Brief
Your answer must be an exact copy of every record below.
═══
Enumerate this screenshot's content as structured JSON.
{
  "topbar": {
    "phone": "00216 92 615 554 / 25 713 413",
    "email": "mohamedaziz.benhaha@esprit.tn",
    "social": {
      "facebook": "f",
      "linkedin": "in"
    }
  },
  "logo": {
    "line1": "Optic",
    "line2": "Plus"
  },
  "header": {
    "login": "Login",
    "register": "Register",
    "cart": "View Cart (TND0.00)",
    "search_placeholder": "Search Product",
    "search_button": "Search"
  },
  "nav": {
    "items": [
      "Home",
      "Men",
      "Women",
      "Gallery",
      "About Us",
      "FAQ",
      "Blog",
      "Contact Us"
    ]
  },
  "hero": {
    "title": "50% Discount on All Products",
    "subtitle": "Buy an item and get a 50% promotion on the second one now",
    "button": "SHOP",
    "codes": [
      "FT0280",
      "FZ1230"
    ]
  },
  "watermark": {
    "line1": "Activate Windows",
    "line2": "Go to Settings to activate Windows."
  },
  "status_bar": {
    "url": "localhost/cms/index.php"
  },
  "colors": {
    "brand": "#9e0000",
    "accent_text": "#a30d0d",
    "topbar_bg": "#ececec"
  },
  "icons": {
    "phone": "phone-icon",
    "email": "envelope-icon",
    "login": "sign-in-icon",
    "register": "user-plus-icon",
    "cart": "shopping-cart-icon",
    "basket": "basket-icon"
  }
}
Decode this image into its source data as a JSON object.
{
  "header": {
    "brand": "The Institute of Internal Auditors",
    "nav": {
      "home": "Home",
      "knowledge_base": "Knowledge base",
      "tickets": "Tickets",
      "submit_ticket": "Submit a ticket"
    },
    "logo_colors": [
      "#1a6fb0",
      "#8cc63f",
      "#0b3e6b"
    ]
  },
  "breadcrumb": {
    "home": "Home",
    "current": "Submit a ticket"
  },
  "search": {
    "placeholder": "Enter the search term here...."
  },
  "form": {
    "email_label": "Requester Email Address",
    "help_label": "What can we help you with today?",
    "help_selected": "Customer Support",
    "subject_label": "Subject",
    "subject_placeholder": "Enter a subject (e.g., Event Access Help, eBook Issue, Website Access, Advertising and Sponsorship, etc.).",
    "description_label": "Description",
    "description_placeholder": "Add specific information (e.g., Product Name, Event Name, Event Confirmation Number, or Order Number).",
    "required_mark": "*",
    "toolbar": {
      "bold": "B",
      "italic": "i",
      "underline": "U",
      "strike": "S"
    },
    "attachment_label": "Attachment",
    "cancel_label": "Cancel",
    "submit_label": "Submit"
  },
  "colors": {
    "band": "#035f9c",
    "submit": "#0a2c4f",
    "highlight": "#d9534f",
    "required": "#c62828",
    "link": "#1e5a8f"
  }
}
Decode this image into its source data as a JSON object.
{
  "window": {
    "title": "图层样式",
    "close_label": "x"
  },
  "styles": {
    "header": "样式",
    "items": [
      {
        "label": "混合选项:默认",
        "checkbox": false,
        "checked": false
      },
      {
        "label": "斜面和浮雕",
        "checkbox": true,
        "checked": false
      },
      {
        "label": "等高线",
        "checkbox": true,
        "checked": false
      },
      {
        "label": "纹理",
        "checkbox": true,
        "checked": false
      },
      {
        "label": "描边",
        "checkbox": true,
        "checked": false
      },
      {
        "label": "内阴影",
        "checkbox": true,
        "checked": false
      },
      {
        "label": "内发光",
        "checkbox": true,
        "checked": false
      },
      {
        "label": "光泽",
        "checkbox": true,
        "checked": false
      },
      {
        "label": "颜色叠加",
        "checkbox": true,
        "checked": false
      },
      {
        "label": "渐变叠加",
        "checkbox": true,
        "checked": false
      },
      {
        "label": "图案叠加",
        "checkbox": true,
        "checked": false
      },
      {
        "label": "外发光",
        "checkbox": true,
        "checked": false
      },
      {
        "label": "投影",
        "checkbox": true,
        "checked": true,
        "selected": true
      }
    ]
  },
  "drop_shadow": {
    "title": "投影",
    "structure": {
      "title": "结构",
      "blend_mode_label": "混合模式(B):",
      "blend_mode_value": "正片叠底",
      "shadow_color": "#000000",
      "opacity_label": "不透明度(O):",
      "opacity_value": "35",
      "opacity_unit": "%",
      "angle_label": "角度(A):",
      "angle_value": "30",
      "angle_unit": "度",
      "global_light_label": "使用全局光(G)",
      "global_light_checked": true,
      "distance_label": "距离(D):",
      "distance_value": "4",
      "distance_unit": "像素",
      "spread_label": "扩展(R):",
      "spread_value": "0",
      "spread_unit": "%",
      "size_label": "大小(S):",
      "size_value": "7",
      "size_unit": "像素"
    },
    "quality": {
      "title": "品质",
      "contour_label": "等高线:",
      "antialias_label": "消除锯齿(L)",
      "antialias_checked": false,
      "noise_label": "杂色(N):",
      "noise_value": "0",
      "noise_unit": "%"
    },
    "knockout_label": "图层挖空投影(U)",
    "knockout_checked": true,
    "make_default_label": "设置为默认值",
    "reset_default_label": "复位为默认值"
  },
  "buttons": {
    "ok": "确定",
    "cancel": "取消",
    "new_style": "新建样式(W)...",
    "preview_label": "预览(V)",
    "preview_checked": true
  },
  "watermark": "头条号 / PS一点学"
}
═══
Exercise response
Enumerate this screenshot's content as structured JSON.
{
  "topbar": {
    "phone": "00216 92 615 554 / 25 713 413",
    "email": "mohamedaziz.benhaha@esprit.tn",
    "social": {
      "facebook": "f",
      "linkedin": "in"
    }
  },
  "logo": {
    "line1": "Optic",
    "line2": "Plus"
  },
  "header": {
    "login": "Login",
    "register": "Register",
    "cart": "View Cart (TND0.00)",
    "search_placeholder": "Search Product",
    "search_button": "Search"
  },
  "nav": {
    "items": [
      "Home",
      "Men",
      "Women",
      "Gallery",
      "About Us",
      "FAQ",
      "Blog",
      "Contact Us"
    ]
  },
  "hero": {
    "title": "50% Discount on All Products",
    "subtitle": "Buy an item and get a 50% promotion on the second one now",
    "button": "SHOP",
    "codes": [
      "FT0280",
      "FZ1230"
    ]
  },
  "watermark": {
    "line1": "Activate Windows",
    "line2": "Go to Settings to activate Windows."
  },
  "status_bar": {
    "url": "localhost/cms/index.php"
  },
  "colors": {
    "brand": "#9e0000",
    "accent_text": "#a30d0d",
    "topbar_bg": "#ececec"
  },
  "icons": {
    "phone": "phone-icon",
    "email": "envelope-icon",
    "login": "sign-in-icon",
    "register": "user-plus-icon",
    "cart": "shopping-cart-icon",
    "basket": "basket-icon"
  }
}
Decode this image into its source data as a JSON object.
{
  "header": {
    "brand": "The Institute of Internal Auditors",
    "nav": {
      "home": "Home",
      "knowledge_base": "Knowledge base",
      "tickets": "Tickets",
      "submit_ticket": "Submit a ticket"
    },
    "logo_colors": [
      "#1a6fb0",
      "#8cc63f",
      "#0b3e6b"
    ]
  },
  "breadcrumb": {
    "home": "Home",
    "current": "Submit a ticket"
  },
  "search": {
    "placeholder": "Enter the search term here...."
  },
  "form": {
    "email_label": "Requester Email Address",
    "help_label": "What can we help you with today?",
    "help_selected": "Customer Support",
    "subject_label": "Subject",
    "subject_placeholder": "Enter a subject (e.g., Event Access Help, eBook Issue, Website Access, Advertising and Sponsorship, etc.).",
    "description_label": "Description",
    "description_placeholder": "Add specific information (e.g., Product Name, Event Name, Event Confirmation Number, or Order Number).",
    "required_mark": "*",
    "toolbar": {
      "bold": "B",
      "italic": "i",
      "underline": "U",
      "strike": "S"
    },
    "attachment_label": "Attachment",
    "cancel_label": "Cancel",
    "submit_label": "Submit"
  },
  "colors": {
    "band": "#035f9c",
    "submit": "#0a2c4f",
    "highlight": "#d9534f",
    "required": "#c62828",
    "link": "#1e5a8f"
  }
}
Decode this image into its source data as a JSON object.
{
  "window": {
    "title": "图层样式",
    "close_label": "x"
  },
  "styles": {
    "header": "样式",
    "items": [
      {
        "label": "混合选项:默认",
        "checkbox": false,
        "checked": false
      },
      {
        "label": "斜面和浮雕",
        "checkbox": true,
        "checked": false
      },
      {
        "label": "等高线",
        "checkbox": true,
        "checked": false
      },
      {
        "label": "纹理",
        "checkbox": true,
        "checked": false
      },
      {
        "label": "描边",
        "checkbox": true,
        "checked": false
      },
      {
        "label": "内阴影",
        "checkbox": true,
        "checked": false
      },
      {
        "label": "内发光",
        "checkbox": true,
        "checked": false
      },
      {
        "label": "光泽",
        "checkbox": true,
        "checked": false
      },
      {
        "label": "颜色叠加",
        "checkbox": true,
        "checked": false
      },
      {
        "label": "渐变叠加",
        "checkbox": true,
        "checked": false
      },
      {
        "label": "图案叠加",
        "checkbox": true,
        "checked": false
      },
      {
        "label": "外发光",
        "checkbox": true,
        "checked": false
      },
      {
        "label": "投影",
        "checkbox": true,
        "checked": true,
        "selected": true
      }
    ]
  },
  "drop_shadow": {
    "title": "投影",
    "structure": {
      "title": "结构",
      "blend_mode_label": "混合模式(B):",
      "blend_mode_value": "正片叠底",
      "shadow_color": "#000000",
      "opacity_label": "不透明度(O):",
      "opacity_value": "35",
      "opacity_unit": "%",
      "angle_label": "角度(A):",
      "angle_value": "30",
      "angle_unit": "度",
      "global_light_label": "使用全局光(G)",
      "global_light_checked": true,
      "distance_label": "距离(D):",
      "distance_value": "4",
      "distance_unit": "像素",
      "spread_label": "扩展(R):",
      "spread_value": "0",
      "spread_unit": "%",
      "size_label": "大小(S):",
      "size_value": "7",
      "size_unit": "像素"
    },
    "quality": {
      "title": "品质",
      "contour_label": "等高线:",
      "antialias_label": "消除锯齿(L)",
      "antialias_checked": false,
      "noise_label": "杂色(N):",
      "noise_value": "0",
      "noise_unit": "%"
    },
    "knockout_label": "图层挖空投影(U)",
    "knockout_checked": true,
    "make_default_label": "设置为默认值",
    "reset_default_label": "复位为默认值"
  },
  "buttons": {
    "ok": "确定",
    "cancel": "取消",
    "new_style": "新建样式(W)...",
    "preview_label": "预览(V)",
    "preview_checked": true
  },
  "watermark": "头条号 / PS一点学"
}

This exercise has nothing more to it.